_About this exercise_:
Your response should be a copy of each line in the listing below that includes the word "caption".
::::
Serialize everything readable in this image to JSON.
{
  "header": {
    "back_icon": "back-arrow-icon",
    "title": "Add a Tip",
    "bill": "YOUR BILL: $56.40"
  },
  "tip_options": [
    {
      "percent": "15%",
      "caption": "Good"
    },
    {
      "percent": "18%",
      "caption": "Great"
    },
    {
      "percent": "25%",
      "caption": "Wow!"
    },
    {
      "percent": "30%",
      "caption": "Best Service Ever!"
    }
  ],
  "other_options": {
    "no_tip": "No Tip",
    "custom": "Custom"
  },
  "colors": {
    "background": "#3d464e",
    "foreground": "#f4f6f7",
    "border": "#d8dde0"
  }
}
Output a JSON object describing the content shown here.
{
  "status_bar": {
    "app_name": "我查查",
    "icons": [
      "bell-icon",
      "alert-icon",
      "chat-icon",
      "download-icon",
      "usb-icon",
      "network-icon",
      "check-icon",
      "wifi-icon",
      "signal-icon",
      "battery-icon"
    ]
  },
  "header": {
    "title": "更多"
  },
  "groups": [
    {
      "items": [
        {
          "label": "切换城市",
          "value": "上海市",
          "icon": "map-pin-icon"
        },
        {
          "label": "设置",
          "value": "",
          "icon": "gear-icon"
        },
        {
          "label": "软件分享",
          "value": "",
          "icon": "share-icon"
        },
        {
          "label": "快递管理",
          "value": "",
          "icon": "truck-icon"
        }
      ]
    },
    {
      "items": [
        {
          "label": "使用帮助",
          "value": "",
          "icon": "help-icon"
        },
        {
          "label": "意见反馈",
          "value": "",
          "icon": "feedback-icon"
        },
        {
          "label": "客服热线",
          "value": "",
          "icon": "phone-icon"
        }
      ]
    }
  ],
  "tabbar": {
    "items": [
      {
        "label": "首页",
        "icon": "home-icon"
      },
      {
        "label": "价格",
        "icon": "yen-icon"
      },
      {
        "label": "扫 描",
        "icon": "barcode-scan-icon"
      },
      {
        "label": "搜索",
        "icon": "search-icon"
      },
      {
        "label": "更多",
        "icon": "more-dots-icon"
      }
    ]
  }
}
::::
_Result below_:
      "caption": "Good"
      "caption": "Great"
      "caption": "Wow!"
      "caption": "Best Service Ever!"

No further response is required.